    • Or consider to squash his commits into a single commit.
  • Add an item to NEWS.
  • Push the commits to github

Check Copyright/GPL headers

Sometimes we have to check whether all files in ESPResSo do contain the copyright and GPL headers, and whether the copyright header contains the current year.

 bash maintainer/

outputs a list of files that should contain a Copyright/GPL header.

 bash maintainer/

outputs a list of files and whether or not they contain the required headers.

 bash maintainer/

will update the copyright header and add a line with the current year.


On the Webserver

  • The Jenkins LTS server runs on the webserver (elk) from the Ubuntu package. It can be updatd on the web server via apt-get upgrade jenkins
  • There is also a user jenkins on the web server
  • The homedir is /var/lib/jenkins, where all the data of jenkins lives
  • The user has an ssh key that is authorized for the user jenkins on all other machines
  • To be able to log in as user jenkins, put your ssh-key into the .ssh/authorized_keys

On the ICP System

  • The ICP system has a user jenkins
  • That user authorizes the key of the user jenkins on the webserver, so that the jenkins server can start the slaves
  • The slaves put their data in /scratch/jenkins
  • The home dir /home/jenkins contains some stuff used by all nodes (e.g. MPICH)

git clone vs. clone workspace

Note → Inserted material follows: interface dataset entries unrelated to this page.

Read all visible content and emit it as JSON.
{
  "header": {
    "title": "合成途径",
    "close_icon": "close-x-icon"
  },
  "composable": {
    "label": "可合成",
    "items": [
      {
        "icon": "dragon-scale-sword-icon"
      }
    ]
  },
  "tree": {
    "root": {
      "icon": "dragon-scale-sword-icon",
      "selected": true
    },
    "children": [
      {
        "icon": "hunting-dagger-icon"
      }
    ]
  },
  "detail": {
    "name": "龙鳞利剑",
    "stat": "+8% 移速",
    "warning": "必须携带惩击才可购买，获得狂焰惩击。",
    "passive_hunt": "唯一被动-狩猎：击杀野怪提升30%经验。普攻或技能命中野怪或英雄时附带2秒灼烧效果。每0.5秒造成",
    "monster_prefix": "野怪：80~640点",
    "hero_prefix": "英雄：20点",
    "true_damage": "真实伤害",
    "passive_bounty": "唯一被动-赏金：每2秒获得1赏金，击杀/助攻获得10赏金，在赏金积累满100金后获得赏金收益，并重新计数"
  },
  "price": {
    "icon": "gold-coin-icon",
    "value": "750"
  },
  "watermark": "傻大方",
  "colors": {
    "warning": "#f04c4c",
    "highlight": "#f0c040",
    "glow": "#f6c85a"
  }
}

  • The job master-fetch-bootstrap pulls the current master from github, then runs bootstrap and archives the workspace for the other jobs.
  • The other jobs clone this workspace to do their work.
  • For a while, the fetch job merely pulled from github and pushed to a repository in /home/jenkins. The other jobs then pulled from that repo. This didn't work out well. The local repo regularly became corrupt and caused lots of jobs to fail.